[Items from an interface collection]
------------------------------------

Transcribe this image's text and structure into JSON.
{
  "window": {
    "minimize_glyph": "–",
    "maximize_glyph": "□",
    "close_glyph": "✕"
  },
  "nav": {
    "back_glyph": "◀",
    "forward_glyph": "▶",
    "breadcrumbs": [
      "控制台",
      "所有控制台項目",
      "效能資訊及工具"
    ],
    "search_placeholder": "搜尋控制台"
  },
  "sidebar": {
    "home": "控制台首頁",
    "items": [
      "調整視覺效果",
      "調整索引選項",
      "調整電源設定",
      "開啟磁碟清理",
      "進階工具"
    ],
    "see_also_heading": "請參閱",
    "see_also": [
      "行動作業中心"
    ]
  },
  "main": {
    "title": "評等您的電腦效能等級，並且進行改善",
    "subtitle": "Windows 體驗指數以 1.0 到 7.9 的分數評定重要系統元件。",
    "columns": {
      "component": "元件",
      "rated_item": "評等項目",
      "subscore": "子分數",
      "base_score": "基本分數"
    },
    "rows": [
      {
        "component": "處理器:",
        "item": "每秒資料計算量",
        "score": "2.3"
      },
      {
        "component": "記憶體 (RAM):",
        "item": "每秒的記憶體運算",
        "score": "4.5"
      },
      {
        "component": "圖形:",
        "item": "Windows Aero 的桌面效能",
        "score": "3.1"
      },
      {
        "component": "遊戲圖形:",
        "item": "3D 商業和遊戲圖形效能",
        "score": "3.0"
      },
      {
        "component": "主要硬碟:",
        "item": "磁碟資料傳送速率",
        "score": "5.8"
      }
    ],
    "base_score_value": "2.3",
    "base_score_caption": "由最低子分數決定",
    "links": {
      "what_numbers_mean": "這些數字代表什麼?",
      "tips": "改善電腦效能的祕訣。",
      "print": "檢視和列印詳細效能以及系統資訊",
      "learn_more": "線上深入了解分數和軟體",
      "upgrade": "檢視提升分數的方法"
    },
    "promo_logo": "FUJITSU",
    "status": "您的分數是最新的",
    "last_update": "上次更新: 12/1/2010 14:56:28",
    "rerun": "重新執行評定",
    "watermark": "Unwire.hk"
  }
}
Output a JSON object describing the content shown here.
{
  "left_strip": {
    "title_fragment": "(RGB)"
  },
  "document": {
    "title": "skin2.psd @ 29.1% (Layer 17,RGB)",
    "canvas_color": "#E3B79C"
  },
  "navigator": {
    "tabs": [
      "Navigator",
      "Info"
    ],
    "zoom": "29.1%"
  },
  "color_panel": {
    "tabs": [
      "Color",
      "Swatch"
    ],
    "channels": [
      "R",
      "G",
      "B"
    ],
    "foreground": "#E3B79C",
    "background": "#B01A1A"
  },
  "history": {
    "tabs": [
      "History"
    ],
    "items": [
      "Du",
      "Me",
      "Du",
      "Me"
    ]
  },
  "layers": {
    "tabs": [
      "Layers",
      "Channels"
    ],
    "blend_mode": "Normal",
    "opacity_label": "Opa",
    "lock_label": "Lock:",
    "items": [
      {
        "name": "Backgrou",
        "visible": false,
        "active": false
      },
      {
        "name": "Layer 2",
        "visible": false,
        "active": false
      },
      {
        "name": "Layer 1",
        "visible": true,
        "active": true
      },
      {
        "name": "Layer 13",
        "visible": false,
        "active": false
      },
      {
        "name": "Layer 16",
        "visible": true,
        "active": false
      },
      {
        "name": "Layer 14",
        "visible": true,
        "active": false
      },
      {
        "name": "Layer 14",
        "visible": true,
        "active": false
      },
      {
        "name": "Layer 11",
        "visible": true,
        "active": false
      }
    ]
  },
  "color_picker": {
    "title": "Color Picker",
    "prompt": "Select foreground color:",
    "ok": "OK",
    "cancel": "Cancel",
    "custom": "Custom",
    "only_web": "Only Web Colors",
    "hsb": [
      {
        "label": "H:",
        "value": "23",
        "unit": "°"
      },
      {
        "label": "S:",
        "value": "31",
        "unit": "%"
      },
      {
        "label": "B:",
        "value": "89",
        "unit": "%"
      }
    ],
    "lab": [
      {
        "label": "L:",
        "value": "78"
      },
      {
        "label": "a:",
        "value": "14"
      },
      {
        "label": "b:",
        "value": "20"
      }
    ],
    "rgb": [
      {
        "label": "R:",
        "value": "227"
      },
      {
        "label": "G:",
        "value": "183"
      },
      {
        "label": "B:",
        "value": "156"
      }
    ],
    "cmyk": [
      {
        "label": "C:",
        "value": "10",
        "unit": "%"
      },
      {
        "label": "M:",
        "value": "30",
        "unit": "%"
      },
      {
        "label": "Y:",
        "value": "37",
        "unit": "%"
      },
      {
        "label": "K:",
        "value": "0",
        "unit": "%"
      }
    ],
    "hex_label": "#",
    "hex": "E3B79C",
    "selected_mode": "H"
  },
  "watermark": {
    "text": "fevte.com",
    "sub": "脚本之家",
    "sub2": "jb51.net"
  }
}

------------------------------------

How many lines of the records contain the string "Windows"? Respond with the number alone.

2